AVAILABLE DATA
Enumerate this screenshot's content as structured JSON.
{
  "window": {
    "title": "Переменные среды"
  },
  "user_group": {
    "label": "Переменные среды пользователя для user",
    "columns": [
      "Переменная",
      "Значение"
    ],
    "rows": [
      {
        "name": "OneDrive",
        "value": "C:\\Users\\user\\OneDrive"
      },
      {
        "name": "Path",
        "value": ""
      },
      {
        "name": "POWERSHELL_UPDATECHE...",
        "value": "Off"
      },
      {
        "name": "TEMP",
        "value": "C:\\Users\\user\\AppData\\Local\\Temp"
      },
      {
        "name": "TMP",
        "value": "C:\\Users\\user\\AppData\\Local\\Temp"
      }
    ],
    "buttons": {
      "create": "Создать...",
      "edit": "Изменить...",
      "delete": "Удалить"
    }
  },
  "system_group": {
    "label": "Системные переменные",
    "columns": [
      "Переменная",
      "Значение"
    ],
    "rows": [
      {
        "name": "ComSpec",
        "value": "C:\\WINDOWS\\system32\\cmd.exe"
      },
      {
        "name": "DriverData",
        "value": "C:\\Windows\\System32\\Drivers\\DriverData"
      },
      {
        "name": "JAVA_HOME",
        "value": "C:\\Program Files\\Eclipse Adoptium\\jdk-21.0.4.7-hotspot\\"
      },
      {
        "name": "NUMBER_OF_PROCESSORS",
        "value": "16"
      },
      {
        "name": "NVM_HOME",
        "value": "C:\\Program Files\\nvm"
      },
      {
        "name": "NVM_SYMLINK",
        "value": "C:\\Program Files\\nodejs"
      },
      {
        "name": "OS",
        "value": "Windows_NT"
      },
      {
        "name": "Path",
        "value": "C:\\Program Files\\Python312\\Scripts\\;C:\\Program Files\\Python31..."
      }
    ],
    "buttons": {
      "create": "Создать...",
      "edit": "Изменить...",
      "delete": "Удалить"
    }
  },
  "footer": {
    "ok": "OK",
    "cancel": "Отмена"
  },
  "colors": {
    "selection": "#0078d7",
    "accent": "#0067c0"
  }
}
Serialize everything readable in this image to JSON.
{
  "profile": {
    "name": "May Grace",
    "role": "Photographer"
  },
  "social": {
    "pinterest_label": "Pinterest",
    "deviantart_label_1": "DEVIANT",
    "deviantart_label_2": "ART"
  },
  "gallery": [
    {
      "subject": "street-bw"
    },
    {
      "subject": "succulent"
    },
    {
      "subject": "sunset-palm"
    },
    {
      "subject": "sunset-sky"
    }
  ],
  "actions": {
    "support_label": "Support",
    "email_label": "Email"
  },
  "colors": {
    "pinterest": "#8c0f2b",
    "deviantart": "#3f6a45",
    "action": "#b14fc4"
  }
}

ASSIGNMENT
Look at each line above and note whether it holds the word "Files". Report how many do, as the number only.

ANSWER
4